## [Exercise requirements]
All lines in the data below carrying the string "name" are to be located and copied.
Provided data START
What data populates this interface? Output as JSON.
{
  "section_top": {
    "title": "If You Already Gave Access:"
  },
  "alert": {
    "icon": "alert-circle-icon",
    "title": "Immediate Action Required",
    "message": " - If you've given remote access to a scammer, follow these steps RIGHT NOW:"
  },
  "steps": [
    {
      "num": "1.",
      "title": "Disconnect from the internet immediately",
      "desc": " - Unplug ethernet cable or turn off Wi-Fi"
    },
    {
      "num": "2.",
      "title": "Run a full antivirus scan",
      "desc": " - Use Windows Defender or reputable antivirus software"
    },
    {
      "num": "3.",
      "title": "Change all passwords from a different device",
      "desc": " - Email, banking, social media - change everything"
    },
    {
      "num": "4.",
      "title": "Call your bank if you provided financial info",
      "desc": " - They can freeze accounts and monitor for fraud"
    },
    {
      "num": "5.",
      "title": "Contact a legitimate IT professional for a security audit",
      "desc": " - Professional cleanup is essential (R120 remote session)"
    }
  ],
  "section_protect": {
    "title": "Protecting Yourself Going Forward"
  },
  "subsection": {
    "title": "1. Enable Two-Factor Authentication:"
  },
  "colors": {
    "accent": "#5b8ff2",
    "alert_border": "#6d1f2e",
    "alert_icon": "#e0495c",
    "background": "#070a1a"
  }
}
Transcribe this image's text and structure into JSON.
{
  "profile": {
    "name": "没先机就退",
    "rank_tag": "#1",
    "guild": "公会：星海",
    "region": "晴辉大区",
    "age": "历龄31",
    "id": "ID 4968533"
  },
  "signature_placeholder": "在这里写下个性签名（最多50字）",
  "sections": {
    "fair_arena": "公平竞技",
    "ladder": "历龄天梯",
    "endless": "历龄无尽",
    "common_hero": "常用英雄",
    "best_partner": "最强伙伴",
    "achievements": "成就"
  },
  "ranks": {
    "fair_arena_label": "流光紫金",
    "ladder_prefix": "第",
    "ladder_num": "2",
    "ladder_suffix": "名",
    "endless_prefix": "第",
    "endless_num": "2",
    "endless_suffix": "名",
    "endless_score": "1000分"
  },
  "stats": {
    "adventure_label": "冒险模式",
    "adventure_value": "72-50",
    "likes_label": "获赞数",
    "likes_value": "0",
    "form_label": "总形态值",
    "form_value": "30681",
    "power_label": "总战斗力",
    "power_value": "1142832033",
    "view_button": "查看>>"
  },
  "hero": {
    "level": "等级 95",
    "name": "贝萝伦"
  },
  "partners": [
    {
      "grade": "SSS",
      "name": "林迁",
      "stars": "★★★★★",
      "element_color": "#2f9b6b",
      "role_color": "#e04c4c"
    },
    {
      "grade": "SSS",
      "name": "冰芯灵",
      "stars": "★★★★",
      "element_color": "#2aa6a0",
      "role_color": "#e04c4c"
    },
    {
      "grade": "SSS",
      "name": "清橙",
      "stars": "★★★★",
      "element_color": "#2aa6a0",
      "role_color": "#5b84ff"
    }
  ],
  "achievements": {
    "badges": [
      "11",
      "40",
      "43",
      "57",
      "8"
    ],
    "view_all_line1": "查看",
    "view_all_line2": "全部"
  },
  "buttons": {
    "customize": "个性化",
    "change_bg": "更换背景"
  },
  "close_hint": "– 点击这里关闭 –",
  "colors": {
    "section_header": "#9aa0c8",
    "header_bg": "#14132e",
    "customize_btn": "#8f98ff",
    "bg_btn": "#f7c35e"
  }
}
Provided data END
## [Solved problem]
    "name": "没先机就退",
    "name": "贝萝伦"
      "name": "林迁",
      "name": "冰芯灵",
      "name": "清橙",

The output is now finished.